  • Optional Foreign Keys must contain NULL values and not the normal practice of having a default of 0.

A Sample Foreign Key Syntax.

mysql> ALTER TABLE wp_usermeta ADD FOREIGN KEY usermeta_user_fk (user_id) REFERENCES wp_user(id);
ERROR 1005 (HY000): Can't create table './wordpress/#sql-cd9_10.frm' (errno: 150)

A closer investigation of what this error really is:

$ perror 150
MySQL error code 150: Foreign key constraint is incorrectly formed

A confirmation of table definitions.

mysql> desc wp_usermeta;
| Field      | Type                | Null | Key | Default | Extra          |
| umeta_id   | bigint(20)          |      | PRI | NULL    | auto_increment |
| user_id    | bigint(20) unsigned |      | MUL | 0       |                |
| meta_key   | varchar(255)        | YES  | MUL | NULL    |                |
| meta_value | longtext            | YES  |     | NULL    |                |
4 rows in set (0.00 sec)

 mysql> desc wp_users;
| Field               | Type                | Null | Key | Default             | Extra          |
| id                  | bigint(20) unsigned |      | PRI | NULL                | auto_increment |
| user_login          | varchar(60)         |      | UNI |                     |                |
| user_pass           | varchar(64)         |      |     |                     |                |
| user_nicename       | varchar(50)         |      |     |                     |                |
| user_email          | varchar(100)        |      |     |                     |                |
| user_url            | varchar(100)        |      |     |                     |                |
| user_registered     | datetime            |      |     | 0000-00-00 00:00:00 |                |
| user_activation_key | varchar(60)         |      |     |                     |                |
| user_status         | int(11)             |      |     | 0                   |                |
| display_name        | varchar(250)        |      |     |                     |                |
10 rows in set (0.00 sec)

A second pair of eyes (thanks Jon), showed that I actually spelt a table name wrong. Did you spot it. Of course it would have been nice if the error message actually told me this. This rather bland message Can’t create table could actually mean.

  • missing index (pre 4.1)
  • incompatible columns data types
  • Invalid Table.

I’m sure if I tried to break it I’d find more examples, but just a trap for unsuspecting people.

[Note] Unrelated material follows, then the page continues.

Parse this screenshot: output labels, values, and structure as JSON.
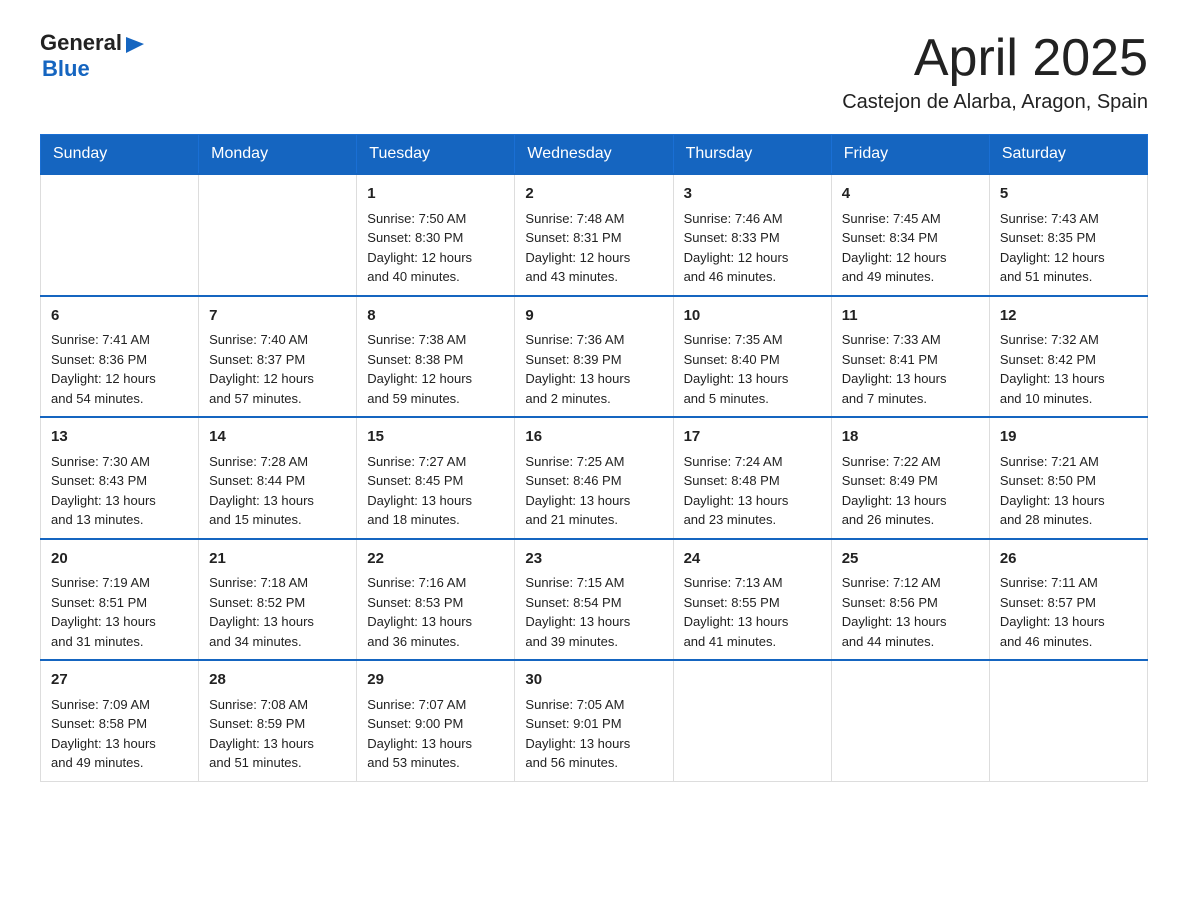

Now migrating an existing schema to using Referential Integrity provides some initial benefits (row level locking, misplaced key updates/deletes) but it does not provide true integrity unless your application has been written to support transactions. Chances are it hasn’t, but this is at least the first step.